(INPUT RECORDS Opens)

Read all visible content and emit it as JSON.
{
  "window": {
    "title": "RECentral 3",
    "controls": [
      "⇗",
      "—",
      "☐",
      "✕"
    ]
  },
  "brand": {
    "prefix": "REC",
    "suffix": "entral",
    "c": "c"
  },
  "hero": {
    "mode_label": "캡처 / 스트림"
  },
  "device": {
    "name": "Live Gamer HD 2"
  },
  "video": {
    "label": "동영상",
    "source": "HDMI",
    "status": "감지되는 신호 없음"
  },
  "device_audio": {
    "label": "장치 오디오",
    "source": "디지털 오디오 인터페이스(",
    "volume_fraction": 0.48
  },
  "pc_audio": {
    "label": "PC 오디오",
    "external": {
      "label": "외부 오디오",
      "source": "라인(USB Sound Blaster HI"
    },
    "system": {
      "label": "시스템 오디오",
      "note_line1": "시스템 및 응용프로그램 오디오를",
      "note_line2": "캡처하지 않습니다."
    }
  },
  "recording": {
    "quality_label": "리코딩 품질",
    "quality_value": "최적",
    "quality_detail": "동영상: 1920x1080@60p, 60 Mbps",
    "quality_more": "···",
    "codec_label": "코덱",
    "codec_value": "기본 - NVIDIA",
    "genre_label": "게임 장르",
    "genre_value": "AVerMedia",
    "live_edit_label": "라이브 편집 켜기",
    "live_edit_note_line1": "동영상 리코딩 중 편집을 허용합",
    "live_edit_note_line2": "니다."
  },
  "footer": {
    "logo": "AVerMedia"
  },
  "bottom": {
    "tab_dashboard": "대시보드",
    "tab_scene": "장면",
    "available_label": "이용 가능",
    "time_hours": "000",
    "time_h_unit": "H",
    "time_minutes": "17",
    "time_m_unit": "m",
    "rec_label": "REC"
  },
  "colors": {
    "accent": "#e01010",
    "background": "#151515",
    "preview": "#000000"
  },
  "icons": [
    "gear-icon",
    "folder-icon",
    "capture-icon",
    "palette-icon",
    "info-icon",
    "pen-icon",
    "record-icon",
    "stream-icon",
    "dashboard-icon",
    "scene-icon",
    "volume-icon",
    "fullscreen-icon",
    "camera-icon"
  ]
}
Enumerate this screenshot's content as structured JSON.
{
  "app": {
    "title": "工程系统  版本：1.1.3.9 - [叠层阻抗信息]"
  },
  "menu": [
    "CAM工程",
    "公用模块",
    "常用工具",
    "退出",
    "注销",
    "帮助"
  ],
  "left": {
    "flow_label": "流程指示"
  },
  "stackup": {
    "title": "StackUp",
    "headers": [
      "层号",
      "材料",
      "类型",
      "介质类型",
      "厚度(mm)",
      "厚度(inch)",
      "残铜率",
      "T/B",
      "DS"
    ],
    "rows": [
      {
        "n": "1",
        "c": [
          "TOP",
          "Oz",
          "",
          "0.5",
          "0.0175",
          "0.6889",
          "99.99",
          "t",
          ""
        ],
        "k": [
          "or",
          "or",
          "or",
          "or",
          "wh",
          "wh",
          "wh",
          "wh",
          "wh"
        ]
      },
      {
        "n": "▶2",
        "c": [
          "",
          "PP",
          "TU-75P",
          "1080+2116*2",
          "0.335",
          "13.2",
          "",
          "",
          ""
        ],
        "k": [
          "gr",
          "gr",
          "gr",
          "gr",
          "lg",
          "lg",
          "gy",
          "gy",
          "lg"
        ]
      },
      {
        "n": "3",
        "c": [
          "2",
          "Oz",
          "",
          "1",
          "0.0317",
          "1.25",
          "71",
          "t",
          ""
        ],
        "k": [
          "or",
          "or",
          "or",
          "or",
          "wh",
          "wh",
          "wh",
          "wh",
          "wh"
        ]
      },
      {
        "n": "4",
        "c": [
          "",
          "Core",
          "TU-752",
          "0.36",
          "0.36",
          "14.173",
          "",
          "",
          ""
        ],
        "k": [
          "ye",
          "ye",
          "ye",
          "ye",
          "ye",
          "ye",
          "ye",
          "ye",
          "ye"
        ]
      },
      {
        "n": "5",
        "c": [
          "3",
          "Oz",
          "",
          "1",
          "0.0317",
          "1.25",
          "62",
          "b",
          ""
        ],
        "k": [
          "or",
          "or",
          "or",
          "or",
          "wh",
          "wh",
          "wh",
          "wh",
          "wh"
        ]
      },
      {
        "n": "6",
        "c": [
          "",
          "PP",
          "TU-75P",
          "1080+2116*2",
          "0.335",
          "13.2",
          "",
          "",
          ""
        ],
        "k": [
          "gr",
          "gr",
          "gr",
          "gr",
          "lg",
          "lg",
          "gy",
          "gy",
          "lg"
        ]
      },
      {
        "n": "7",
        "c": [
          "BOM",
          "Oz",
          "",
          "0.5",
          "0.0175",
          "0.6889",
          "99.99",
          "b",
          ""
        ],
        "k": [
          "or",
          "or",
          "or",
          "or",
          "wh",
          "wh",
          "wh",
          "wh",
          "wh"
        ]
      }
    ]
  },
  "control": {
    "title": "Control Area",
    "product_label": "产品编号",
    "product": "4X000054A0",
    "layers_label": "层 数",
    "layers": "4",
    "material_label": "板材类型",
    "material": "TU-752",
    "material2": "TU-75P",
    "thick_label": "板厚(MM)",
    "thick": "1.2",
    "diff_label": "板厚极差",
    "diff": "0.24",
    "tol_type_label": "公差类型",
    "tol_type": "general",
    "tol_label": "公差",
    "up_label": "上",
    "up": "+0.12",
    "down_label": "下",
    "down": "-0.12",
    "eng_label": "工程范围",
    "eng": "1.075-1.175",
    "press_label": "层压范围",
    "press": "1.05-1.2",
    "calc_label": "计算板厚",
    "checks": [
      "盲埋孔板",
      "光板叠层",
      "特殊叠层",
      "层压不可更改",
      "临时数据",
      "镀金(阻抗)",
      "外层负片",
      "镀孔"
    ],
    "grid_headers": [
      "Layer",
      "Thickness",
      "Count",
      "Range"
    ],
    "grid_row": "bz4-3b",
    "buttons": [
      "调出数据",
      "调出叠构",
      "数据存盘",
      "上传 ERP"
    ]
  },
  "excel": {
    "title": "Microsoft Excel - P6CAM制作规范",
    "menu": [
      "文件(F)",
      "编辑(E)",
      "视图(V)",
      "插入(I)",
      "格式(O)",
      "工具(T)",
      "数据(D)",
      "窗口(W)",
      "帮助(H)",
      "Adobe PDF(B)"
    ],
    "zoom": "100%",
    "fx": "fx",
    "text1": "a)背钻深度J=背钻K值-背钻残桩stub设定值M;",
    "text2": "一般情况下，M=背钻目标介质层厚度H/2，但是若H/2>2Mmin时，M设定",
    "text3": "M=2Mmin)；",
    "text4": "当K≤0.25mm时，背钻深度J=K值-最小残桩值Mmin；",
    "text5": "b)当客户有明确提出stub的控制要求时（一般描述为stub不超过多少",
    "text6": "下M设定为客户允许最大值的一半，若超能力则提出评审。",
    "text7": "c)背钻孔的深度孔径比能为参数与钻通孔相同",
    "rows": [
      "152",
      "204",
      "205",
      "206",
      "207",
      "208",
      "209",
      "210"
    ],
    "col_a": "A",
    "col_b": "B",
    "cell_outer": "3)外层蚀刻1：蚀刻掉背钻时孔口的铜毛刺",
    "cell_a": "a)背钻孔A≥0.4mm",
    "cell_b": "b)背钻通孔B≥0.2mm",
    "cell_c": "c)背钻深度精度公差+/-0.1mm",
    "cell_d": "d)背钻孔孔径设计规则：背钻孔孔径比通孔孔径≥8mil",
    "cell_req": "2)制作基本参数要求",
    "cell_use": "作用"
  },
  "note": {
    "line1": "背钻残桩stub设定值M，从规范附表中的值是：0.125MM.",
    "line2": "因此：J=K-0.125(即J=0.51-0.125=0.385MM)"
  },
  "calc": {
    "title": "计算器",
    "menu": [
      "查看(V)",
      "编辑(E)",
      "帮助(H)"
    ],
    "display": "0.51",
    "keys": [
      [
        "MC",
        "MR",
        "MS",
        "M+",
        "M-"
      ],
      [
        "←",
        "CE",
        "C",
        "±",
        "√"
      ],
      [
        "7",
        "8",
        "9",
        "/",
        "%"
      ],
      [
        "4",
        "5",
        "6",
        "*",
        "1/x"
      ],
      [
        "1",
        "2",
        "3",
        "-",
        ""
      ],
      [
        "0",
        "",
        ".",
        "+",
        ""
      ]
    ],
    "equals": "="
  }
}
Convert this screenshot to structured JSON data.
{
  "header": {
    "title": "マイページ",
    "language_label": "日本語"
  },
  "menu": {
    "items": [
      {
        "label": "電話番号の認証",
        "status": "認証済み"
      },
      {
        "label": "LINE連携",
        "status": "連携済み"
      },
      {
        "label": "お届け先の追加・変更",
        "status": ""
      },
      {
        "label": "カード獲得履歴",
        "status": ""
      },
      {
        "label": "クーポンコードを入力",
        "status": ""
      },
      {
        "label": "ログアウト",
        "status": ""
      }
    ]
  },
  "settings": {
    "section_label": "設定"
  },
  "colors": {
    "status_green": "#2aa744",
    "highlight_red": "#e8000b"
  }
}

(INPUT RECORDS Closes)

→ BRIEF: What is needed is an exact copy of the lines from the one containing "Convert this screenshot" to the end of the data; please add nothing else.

→ ANSWER SPACE:
Convert this screenshot to structured JSON data.
{
  "header": {
    "title": "マイページ",
    "language_label": "日本語"
  },
  "menu": {
    "items": [
      {
        "label": "電話番号の認証",
        "status": "認証済み"
      },
      {
        "label": "LINE連携",
        "status": "連携済み"
      },
      {
        "label": "お届け先の追加・変更",
        "status": ""
      },
      {
        "label": "カード獲得履歴",
        "status": ""
      },
      {
        "label": "クーポンコードを入力",
        "status": ""
      },
      {
        "label": "ログアウト",
        "status": ""
      }
    ]
  },
  "settings": {
    "section_label": "設定"
  },
  "colors": {
    "status_green": "#2aa744",
    "highlight_red": "#e8000b"
  }
}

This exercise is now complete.